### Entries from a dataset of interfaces
--------------------

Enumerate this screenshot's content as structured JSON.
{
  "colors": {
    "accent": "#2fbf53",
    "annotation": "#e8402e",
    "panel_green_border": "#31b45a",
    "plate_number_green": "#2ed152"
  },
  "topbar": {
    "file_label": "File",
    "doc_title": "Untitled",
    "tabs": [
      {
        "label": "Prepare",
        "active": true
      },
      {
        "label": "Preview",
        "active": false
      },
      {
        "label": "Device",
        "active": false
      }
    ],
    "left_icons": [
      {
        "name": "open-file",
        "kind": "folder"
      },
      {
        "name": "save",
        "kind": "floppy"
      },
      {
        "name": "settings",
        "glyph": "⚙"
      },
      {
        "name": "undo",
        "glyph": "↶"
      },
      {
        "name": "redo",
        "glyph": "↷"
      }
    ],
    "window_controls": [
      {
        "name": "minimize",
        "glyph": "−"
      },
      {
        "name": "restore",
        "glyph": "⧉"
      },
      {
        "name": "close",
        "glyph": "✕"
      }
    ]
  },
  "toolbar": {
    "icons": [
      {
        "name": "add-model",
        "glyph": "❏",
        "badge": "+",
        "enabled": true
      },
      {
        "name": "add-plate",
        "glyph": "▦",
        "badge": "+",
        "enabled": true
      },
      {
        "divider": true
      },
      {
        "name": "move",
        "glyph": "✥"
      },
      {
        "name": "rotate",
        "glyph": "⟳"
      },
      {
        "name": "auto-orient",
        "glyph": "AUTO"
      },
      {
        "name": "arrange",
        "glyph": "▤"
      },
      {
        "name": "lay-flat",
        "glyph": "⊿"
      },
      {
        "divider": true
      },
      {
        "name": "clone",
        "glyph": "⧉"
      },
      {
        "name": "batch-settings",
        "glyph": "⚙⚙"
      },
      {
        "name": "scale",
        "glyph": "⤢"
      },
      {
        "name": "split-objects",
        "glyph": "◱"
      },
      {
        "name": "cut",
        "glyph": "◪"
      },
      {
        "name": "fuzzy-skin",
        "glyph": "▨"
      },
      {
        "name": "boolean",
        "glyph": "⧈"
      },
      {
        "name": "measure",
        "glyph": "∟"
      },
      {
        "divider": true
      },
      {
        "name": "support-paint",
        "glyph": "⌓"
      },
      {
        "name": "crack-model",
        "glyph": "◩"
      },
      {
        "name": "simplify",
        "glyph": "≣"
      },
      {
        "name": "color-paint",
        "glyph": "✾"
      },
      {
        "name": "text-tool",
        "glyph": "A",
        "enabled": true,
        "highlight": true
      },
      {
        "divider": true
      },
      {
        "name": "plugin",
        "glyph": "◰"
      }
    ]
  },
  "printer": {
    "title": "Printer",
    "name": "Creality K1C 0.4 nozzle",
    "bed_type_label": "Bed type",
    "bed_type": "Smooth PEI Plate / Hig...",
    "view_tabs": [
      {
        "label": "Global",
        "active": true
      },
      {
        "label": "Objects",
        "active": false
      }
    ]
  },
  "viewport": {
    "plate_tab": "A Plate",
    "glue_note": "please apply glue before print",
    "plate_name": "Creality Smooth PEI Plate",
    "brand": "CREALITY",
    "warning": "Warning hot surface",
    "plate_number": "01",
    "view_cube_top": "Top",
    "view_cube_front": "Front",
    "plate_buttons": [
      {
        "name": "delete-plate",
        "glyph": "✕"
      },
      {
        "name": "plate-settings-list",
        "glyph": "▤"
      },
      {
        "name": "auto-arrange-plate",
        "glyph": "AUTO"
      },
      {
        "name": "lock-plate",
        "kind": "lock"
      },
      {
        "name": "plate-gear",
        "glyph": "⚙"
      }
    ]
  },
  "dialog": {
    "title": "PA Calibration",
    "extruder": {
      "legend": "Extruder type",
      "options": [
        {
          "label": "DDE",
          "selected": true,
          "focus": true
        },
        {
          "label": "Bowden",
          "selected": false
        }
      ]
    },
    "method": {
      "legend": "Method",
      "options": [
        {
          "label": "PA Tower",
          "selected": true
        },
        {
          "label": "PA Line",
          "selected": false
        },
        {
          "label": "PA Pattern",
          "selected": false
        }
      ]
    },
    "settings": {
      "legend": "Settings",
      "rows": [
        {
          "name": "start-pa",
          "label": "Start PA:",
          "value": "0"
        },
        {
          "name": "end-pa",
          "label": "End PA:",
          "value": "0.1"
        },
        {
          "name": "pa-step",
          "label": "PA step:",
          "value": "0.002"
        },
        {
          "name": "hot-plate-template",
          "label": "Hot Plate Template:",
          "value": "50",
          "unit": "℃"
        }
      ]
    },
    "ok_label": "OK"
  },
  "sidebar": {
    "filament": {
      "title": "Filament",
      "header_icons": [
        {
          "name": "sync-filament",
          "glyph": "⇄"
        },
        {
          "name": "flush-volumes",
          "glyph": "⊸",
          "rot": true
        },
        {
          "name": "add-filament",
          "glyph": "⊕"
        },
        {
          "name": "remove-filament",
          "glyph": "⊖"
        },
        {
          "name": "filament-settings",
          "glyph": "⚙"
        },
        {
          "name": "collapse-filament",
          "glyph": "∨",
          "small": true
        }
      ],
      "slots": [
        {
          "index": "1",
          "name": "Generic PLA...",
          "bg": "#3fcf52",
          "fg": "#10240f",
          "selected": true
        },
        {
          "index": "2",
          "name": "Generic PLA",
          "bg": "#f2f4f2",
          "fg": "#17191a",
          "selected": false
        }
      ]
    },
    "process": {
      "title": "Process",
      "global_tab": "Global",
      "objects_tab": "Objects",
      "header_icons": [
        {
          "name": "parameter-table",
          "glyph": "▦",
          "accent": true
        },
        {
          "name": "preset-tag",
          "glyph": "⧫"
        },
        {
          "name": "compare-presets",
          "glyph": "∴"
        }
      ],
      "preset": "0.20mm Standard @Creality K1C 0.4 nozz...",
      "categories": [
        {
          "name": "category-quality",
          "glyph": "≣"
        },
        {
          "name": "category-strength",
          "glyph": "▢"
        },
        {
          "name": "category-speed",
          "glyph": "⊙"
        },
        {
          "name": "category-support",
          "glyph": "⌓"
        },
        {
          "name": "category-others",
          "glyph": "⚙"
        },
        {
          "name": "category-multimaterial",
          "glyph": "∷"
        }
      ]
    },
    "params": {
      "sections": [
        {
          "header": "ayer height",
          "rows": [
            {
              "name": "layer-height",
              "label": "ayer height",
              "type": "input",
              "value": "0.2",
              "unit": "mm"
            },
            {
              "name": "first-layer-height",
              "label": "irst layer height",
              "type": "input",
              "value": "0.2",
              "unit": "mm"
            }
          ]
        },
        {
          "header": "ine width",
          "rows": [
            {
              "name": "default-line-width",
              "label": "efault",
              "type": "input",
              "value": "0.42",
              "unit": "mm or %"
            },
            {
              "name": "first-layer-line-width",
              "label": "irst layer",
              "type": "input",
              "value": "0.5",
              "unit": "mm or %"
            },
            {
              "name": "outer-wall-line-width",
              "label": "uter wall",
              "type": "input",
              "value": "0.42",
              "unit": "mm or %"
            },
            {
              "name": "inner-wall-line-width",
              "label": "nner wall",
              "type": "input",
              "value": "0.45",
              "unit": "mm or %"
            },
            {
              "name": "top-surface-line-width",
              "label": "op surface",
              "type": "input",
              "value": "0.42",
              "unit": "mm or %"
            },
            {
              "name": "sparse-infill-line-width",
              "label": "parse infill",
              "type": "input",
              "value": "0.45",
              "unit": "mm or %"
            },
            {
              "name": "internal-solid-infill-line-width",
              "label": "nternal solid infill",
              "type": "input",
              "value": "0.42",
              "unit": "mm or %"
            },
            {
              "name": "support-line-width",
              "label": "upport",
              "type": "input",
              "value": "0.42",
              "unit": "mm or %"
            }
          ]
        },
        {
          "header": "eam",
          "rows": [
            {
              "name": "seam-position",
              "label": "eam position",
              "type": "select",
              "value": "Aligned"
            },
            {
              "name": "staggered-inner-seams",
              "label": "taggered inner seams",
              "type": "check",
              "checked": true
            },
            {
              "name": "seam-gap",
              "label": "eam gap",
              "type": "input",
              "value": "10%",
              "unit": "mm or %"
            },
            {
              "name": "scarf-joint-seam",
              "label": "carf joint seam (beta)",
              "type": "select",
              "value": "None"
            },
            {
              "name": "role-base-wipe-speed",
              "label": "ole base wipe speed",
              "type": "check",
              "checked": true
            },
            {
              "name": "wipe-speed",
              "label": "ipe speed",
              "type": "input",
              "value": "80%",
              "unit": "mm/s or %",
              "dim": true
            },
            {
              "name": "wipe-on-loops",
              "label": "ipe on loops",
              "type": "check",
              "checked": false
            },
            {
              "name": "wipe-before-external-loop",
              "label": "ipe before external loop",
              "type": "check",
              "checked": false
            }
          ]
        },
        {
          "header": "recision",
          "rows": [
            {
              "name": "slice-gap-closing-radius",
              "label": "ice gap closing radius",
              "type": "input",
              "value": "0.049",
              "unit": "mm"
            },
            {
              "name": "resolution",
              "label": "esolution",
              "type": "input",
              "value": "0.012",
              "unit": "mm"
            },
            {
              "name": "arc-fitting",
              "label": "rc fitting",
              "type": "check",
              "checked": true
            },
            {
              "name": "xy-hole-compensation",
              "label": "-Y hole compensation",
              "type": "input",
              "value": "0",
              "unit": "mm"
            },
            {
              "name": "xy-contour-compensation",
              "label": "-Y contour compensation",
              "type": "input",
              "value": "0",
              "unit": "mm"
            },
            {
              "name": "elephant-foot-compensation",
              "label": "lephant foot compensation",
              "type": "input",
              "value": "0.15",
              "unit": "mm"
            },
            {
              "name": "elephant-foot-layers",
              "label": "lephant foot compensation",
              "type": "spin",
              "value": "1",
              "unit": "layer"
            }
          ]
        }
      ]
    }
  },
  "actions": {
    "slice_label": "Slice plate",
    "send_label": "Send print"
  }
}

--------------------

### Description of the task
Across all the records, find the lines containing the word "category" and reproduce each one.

### Answer to this task
          "name": "category-quality",
          "name": "category-strength",
          "name": "category-speed",
          "name": "category-support",
          "name": "category-others",
          "name": "category-multimaterial",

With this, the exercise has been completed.